Of course, battery life will always vary depending on how you use your devices. Keeping the always-on display option turned on and using the GPS to record long outdoor runs typically drains the battery more quickly on most smartwatches.
What we’re expecting from the Pixel Watch based on rumors
Google hasn’t confirmed any plans to release a smartwatch, but a series of leaks and rumors provide some clues possibly indicating what to expect. Google’s smartwatch could have a round design similar to the Galaxy Watch 4, according to reports from insider and YouTuber Jon Prosser. This makes sense, since all other Wear OS watches are round, too. Color options may include black, gold and gray, Android Police reported based on a leak from a carrier’s inventory system earlier this month.
It will also have a heart rate monitor and basic health-tracking features, which isn’t surprising considering even the cheapest wrist-worn gadgets now include these features, according to the Insider report.
Google’s place in the smartwatch market
Above all else, the Pixel Watch would give Google a chance to establish its own presence and identity in a market that Apple and Samsung currently dominate. That should sound familiar, since Google faced a similar challenge when it launched the first Pixel phone in 2016. (Google’s phones have earned a name among critics, but Apple and Samsung still dominate the US and global phone markets).
And just like the wearables industry, Google’s current position in the smartwatch realm isn’t a straightforward one. It doesn’t have a smartwatch of its own, but still holds tremendous influence because of its role as a software provider and its ownership of Fitbit. Google would also be competing against partners like Samsung by releasing its own watch, just as it’s done with smartphones.

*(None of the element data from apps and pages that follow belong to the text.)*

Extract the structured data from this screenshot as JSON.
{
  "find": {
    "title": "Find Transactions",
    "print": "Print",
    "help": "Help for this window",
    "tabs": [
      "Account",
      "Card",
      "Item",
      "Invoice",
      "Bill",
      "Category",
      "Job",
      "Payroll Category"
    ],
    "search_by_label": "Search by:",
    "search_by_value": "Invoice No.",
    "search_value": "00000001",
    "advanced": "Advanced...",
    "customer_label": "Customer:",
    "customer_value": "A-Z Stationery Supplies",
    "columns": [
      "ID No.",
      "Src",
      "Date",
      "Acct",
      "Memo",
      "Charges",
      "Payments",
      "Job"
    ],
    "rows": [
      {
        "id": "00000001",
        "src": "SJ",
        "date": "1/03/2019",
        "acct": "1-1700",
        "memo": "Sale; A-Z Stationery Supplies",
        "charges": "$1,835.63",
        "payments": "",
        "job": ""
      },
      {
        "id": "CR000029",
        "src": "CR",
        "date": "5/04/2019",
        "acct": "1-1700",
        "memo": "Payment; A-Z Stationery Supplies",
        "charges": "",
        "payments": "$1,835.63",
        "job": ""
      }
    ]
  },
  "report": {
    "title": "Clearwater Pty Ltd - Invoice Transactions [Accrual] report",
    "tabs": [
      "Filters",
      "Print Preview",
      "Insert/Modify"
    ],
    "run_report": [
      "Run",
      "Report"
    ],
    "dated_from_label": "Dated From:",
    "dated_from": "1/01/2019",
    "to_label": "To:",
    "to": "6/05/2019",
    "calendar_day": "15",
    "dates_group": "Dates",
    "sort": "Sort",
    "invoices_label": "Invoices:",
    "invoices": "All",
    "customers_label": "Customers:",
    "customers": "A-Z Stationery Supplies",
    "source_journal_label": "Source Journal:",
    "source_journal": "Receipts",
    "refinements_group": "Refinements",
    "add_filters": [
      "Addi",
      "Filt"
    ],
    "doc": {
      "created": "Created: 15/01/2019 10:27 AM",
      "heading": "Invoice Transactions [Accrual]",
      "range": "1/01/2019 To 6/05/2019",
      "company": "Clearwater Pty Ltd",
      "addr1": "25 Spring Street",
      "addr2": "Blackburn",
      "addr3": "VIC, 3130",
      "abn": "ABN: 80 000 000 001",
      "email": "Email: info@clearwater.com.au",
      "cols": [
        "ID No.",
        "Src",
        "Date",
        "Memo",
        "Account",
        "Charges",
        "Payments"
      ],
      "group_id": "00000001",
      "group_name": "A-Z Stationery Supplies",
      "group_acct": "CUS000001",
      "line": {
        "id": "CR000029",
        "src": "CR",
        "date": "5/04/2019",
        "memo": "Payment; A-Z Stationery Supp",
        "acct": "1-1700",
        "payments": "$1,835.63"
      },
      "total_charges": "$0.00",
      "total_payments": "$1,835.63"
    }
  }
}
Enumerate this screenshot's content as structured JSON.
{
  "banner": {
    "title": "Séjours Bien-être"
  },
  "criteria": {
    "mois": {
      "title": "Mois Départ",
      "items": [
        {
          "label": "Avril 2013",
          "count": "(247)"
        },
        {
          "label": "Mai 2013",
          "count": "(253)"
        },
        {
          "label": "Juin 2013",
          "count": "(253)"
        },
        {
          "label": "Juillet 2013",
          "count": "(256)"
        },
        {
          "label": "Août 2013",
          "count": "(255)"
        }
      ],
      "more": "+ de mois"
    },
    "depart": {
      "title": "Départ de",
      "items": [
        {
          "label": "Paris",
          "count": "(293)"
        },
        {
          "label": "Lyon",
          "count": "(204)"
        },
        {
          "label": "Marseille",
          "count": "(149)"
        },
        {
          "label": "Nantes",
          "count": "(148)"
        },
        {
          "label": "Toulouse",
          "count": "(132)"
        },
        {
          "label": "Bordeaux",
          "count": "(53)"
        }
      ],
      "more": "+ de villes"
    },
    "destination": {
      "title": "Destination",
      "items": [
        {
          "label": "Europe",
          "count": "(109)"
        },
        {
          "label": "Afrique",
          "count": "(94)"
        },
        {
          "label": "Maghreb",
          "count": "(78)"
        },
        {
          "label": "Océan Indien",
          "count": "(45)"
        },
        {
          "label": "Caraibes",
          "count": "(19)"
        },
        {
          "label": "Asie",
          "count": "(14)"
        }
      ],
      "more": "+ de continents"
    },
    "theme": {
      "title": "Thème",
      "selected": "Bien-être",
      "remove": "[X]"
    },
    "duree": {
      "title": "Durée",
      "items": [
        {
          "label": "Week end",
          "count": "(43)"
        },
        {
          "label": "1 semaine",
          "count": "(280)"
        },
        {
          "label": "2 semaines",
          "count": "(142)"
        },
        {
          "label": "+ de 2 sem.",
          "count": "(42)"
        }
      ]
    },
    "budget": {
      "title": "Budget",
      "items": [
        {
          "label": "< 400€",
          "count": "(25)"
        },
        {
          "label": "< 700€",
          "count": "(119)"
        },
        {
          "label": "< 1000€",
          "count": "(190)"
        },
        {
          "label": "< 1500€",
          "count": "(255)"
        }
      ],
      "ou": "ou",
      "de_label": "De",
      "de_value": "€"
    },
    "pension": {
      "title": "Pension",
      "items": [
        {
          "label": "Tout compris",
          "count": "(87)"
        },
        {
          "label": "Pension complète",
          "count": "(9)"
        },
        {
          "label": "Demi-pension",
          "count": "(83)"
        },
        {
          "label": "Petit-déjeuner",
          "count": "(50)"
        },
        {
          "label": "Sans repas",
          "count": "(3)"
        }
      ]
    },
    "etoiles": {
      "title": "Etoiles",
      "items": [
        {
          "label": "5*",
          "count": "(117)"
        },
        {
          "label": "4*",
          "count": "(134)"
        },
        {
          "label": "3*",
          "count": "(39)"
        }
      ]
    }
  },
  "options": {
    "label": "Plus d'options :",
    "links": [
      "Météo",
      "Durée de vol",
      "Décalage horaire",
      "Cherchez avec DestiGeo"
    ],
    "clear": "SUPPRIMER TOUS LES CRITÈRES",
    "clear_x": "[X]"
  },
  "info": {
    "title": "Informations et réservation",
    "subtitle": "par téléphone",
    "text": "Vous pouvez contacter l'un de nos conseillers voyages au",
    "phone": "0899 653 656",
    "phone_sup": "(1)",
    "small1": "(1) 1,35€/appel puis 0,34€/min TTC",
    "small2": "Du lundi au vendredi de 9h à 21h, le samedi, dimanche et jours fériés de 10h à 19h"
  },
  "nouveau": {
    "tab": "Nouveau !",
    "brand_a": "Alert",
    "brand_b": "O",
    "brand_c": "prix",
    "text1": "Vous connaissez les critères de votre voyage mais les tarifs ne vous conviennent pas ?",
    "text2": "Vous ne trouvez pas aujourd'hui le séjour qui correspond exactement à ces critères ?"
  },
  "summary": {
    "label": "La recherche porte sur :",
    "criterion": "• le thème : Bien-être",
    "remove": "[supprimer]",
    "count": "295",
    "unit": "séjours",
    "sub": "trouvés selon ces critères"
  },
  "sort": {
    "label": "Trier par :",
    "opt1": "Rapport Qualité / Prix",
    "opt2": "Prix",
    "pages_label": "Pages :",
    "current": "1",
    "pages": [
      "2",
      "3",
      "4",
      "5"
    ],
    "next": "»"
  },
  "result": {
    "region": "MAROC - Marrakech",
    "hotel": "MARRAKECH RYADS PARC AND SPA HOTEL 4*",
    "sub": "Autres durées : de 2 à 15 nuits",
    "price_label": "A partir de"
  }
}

Google also has a history of experimenting with new products for short periods of time before retiring or pivoting them. Google Glass glasses, the Nexus Q streaming media player and the Google Clips camera are all examples of such products. So it’s also unclear whether a Pixel Watch would remain for the long term alongside Fitbit’s products.
Still, the Android smartwatch experience is ripe for improvement. Until this point, Android smartwatches have been fragmented, with each device-maker pushing its own software and apps for the most part. Google and Samsung’s new version of Wear OS is a clear attempt to fix that. But those efforts don’t go far enough on the Galaxy Watch 4 just yet, which still feels more like a Samsung watch than a Google watch. If Google follows the same path it did with its Pixel phones, a Google smartwatch could be the more universal, Android-friendly Apple Watch alternative we’ve been waiting for.